As I understand it, the base version of Clarifai API is trying to do two things at once: a) learn various recognizable patterns in images b) rank the patterns based on ‘appropriateness’ and probab_true. I think Clarifai would have to split these two things over time and allow people to input what abstract dimensions are ‘appropriate’ for them. As the idiom goes, an image is a thousand words. In an image, there can be information about social class, race, and country, but also shapes, patterns, colors, perspective, depth, time of the day etc. And Clarifai should allow people to pick dimensions appropriate for the task. Though, defining dimensions would be hard. But that shouldn’t stymie the efforts. And ad hoc advances may be useful. For instance, one dimension could be abstract shapes and colors. Another could be the more ‘human’ dimension etc.

Extending the logic, Clarifai should support the building of abstract data science applications that solve a particular problem. For instance, say a user is only interested in learning about whether the photo features a man or a woman. And the user wants to build a Clarifai based classifier. (That person is me. Task is inferring gender of first names. See here.) Clarifai could in principle allow the user to train a classifier that uses all other information in the images, including jewelry, color, perspective, etc. and provide an out of sample error for that particular task. The crucial point is allowing users fuller access to what Clarifai can do and then letting users manage it to their ends. To that end again, input about user objectives needs to be built into the API. Basic hooks could be developed for classification and clustering inputs.

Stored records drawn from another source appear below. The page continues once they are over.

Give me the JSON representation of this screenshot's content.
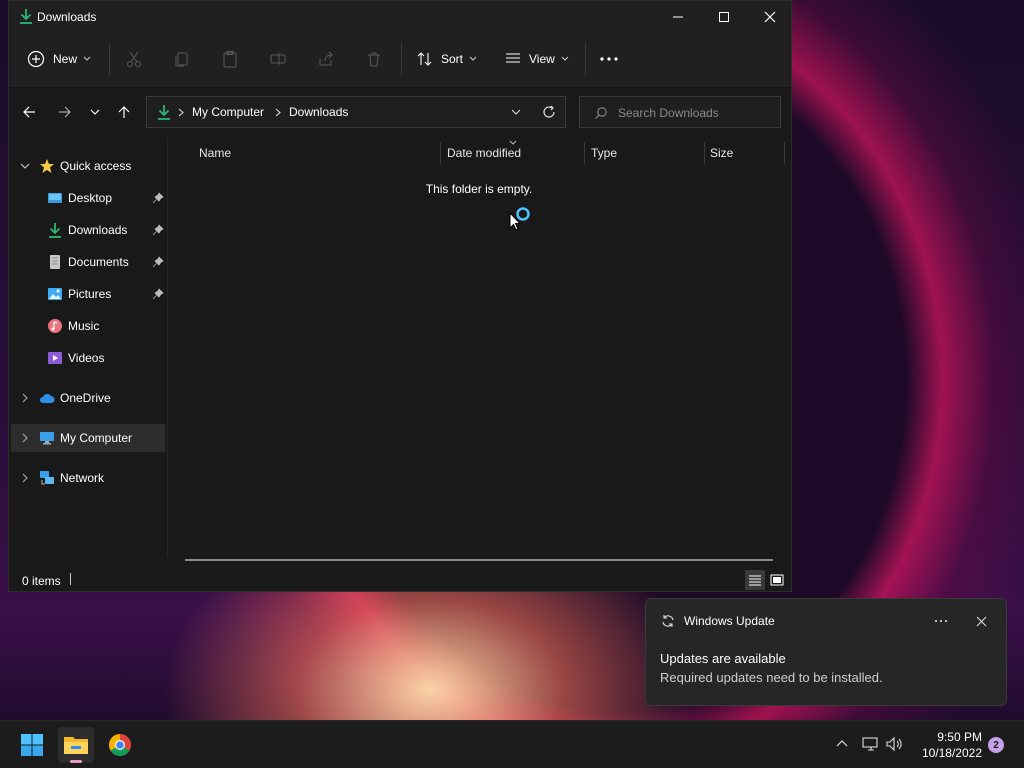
{
  "window": {
    "title": "Downloads",
    "controls": {
      "minimize": "minimize",
      "maximize": "maximize",
      "close": "close"
    }
  },
  "toolbar": {
    "new_label": "New",
    "sort_label": "Sort",
    "view_label": "View"
  },
  "address": {
    "crumbs": [
      "My Computer",
      "Downloads"
    ],
    "search_placeholder": "Search Downloads"
  },
  "sidebar": {
    "quick_access": "Quick access",
    "items": [
      {
        "label": "Desktop",
        "pinned": true
      },
      {
        "label": "Downloads",
        "pinned": true
      },
      {
        "label": "Documents",
        "pinned": true
      },
      {
        "label": "Pictures",
        "pinned": true
      },
      {
        "label": "Music",
        "pinned": false
      },
      {
        "label": "Videos",
        "pinned": false
      }
    ],
    "onedrive": "OneDrive",
    "my_computer": "My Computer",
    "network": "Network"
  },
  "columns": [
    "Name",
    "Date modified",
    "Type",
    "Size"
  ],
  "content": {
    "empty_message": "This folder is empty."
  },
  "status": {
    "item_count": "0 items"
  },
  "notification": {
    "app": "Windows Update",
    "title": "Updates are available",
    "body": "Required updates need to be installed."
  },
  "taskbar": {
    "time": "9:50 PM",
    "date": "10/18/2022",
    "notification_count": "2"
  },
  "colors": {
    "accent": "#4cc2ff",
    "download_green": "#2bb673",
    "badge": "#c4a1e8"
  }
}
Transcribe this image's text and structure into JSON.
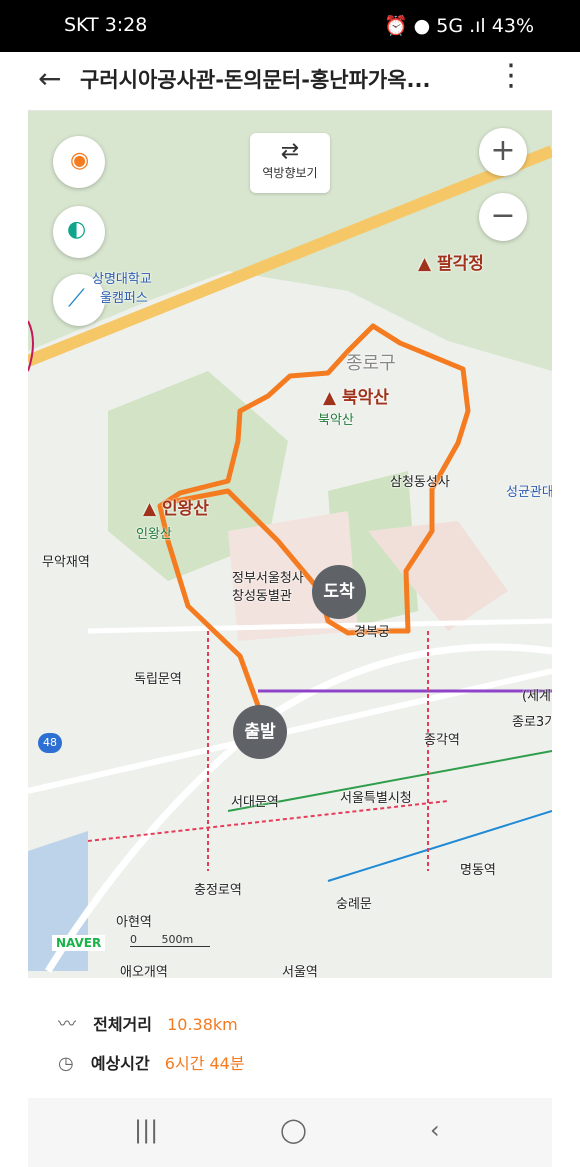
{
  "status": {
    "carrier_time": "SKT 3:28",
    "battery": "43%",
    "network": "5G"
  },
  "header": {
    "title": "구러시아공사관-돈의문터-홍난파가옥..."
  },
  "map": {
    "reverse_label": "역방향보기",
    "pins": {
      "start": "출발",
      "end": "도착"
    },
    "mountains": [
      {
        "name": "팔각정"
      },
      {
        "name": "북악산",
        "sub": "북악산"
      },
      {
        "name": "인왕산",
        "sub": "인왕산"
      }
    ],
    "labels": [
      "상명대학교",
      "울캠퍼스",
      "종로구",
      "삼청동성사",
      "성균관대",
      "무악재역",
      "정부서울청사",
      "창성동별관",
      "경복궁",
      "독립문역",
      "(세계",
      "종로3가",
      "종각역",
      "서대문역",
      "서울특별시청",
      "명동역",
      "충정로역",
      "숭례문",
      "아현역",
      "애오개역",
      "서울역"
    ],
    "road_shield": "48",
    "scale": "500m",
    "brand": "NAVER"
  },
  "summary": {
    "distance_label": "전체거리",
    "distance_value": "10.38km",
    "time_label": "예상시간",
    "time_value": "6시간 44분"
  },
  "colors": {
    "route": "#f47b20",
    "accent": "#f47b20",
    "mountain": "#1f9a7a"
  }
}
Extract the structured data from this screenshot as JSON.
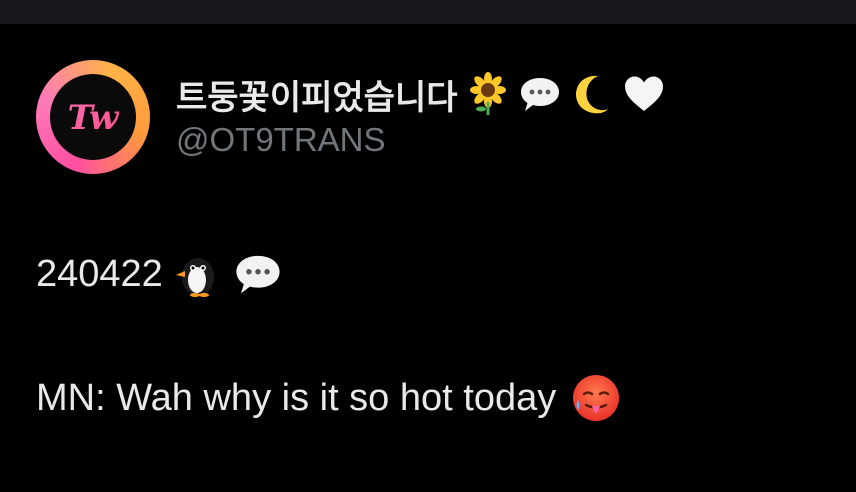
{
  "profile": {
    "display_name": "트둥꽃이피었습니다",
    "handle": "@OT9TRANS",
    "avatar_logo_text": "Tw",
    "name_emojis": [
      "sunflower-emoji",
      "speech-bubble-emoji",
      "crescent-moon-emoji",
      "white-heart-emoji"
    ]
  },
  "tweet": {
    "line1_text": "240422",
    "line1_emojis": [
      "penguin-emoji",
      "speech-bubble-emoji"
    ],
    "line2_text": "MN: Wah why is it so hot today",
    "line2_emojis": [
      "hot-face-emoji"
    ]
  },
  "colors": {
    "background": "#000000",
    "text_primary": "#e7e9ea",
    "text_secondary": "#71767b",
    "avatar_ring": "#ff4fa0"
  }
}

More generally, Clarifai should eventually support more user inputs and a greater variety of outputs. Limiting the product to tagging is a mistake.

There are three other general directions for Clarifai to go into. A product that automatically sections an image into multiple images and tags each section would be useful. This would allow, for instance, to count the number of women in a photo. Another direction to go would be to provide the ‘best’ set of tags that collectively describe a set of images. (It may seem like violating the spirit of what I note above but it needn’t — a user could want just this.) By the same token, Clarifai could build general purpose discrimination engines — a list of tags that distinguishes image(s) the best.

Beyond this, the obvious. Clarifai can also provide synonyms of tags to make tags easier to use. And it could allow users to specify if they want, say tags in ‘UK English’ etc.